◆ **Work item**:
From the entries that follow, gather each line holding the word "want".

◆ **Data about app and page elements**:
#####

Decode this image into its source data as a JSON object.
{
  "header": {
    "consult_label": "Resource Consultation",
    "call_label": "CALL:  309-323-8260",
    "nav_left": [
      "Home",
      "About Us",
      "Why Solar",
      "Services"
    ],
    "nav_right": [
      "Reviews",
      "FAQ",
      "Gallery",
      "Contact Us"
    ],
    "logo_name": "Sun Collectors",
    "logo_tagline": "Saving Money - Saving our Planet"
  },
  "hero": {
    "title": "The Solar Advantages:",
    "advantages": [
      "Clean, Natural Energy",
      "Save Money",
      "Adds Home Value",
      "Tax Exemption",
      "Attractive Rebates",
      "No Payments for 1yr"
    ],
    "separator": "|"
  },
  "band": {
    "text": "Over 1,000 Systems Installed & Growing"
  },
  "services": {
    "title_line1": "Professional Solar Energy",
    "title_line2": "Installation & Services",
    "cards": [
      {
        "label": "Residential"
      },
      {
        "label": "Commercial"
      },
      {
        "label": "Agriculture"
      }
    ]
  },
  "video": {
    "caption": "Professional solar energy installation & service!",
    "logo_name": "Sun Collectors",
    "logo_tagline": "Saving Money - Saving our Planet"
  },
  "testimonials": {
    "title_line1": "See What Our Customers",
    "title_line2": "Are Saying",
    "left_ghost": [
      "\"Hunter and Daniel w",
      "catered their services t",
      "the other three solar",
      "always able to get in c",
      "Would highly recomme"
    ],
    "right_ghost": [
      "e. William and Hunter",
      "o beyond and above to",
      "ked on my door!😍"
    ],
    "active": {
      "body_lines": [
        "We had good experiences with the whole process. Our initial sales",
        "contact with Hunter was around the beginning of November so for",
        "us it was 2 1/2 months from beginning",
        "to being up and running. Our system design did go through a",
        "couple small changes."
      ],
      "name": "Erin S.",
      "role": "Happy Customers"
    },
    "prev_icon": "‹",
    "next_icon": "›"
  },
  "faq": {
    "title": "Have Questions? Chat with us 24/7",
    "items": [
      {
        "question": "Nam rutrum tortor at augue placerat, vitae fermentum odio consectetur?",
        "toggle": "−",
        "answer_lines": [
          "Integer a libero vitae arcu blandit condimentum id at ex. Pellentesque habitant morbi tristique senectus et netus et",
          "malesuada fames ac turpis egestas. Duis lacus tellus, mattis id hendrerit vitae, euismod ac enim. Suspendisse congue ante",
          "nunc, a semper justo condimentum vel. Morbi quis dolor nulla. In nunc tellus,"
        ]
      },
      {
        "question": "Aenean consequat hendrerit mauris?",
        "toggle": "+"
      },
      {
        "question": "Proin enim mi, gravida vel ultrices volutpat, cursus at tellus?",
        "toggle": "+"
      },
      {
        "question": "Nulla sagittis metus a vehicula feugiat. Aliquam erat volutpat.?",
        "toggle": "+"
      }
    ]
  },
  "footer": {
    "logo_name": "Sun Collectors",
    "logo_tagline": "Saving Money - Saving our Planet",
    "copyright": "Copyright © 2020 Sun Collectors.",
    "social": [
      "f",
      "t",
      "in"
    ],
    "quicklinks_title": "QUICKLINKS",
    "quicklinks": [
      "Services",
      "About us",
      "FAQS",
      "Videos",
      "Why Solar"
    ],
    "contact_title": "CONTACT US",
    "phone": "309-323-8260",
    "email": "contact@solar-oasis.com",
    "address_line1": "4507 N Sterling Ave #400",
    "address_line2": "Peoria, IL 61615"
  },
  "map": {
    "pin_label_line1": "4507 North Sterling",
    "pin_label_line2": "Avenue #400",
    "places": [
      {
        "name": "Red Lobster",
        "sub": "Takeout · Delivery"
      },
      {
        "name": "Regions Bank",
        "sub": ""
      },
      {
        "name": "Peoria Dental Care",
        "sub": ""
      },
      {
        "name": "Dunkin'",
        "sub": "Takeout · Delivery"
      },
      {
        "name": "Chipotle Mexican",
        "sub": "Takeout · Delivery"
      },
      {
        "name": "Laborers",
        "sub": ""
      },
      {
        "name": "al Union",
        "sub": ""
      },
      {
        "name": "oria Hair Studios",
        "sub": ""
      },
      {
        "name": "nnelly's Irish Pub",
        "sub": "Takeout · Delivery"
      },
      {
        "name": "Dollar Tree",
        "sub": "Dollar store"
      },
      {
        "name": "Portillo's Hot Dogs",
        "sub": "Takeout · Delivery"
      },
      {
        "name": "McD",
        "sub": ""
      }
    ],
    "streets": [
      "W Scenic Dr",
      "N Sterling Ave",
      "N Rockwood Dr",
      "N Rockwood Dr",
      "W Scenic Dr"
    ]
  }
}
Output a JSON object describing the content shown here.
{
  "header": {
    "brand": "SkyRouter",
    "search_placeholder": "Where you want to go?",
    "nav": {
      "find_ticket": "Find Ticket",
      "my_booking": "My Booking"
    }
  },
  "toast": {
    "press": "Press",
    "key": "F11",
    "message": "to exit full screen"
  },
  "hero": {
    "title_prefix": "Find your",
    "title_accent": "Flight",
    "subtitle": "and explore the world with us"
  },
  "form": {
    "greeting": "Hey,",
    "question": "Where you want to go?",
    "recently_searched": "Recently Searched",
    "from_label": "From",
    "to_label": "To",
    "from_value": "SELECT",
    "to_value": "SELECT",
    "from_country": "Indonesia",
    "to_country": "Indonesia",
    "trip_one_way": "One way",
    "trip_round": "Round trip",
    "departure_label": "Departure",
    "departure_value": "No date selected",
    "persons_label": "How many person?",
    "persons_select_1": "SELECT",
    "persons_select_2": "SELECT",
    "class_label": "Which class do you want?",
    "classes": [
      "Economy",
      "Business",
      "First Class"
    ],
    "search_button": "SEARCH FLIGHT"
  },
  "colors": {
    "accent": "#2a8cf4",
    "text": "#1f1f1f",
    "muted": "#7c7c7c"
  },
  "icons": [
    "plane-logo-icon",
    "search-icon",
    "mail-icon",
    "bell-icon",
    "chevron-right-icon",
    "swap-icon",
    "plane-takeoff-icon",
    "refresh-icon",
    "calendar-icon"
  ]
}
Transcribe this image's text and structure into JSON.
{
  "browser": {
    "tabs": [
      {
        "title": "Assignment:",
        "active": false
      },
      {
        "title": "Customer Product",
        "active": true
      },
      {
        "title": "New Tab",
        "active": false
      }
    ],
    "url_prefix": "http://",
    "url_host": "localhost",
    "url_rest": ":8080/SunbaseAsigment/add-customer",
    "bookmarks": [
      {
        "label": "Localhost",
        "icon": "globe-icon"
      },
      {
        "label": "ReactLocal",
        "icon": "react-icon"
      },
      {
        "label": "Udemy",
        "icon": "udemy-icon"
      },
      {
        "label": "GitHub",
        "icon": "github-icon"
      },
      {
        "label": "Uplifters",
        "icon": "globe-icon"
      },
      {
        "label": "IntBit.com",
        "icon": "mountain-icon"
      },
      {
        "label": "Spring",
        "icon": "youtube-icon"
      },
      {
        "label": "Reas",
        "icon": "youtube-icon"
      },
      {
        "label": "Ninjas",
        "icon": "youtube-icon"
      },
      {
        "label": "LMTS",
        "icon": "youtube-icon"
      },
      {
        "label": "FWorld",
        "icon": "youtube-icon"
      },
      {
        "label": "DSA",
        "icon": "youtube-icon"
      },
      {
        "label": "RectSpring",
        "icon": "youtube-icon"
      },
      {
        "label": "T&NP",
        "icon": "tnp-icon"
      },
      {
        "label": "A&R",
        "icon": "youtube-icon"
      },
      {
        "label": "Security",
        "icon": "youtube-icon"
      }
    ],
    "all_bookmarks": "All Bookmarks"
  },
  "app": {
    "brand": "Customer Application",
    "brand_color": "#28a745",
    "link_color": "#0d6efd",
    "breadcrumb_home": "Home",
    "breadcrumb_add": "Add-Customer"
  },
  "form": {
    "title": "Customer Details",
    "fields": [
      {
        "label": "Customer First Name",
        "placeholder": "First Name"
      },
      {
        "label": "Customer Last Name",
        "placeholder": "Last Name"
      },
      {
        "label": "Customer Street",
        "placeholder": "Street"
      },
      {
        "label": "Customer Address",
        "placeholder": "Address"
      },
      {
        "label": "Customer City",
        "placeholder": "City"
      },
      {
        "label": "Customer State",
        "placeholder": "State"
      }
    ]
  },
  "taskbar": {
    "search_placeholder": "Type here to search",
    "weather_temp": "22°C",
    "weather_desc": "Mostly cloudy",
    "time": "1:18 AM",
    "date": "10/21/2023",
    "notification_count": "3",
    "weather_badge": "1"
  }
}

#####

◆ **Exercise result**:
    "search_placeholder": "Where you want to go?",
    "question": "Where you want to go?",
    "class_label": "Which class do you want?",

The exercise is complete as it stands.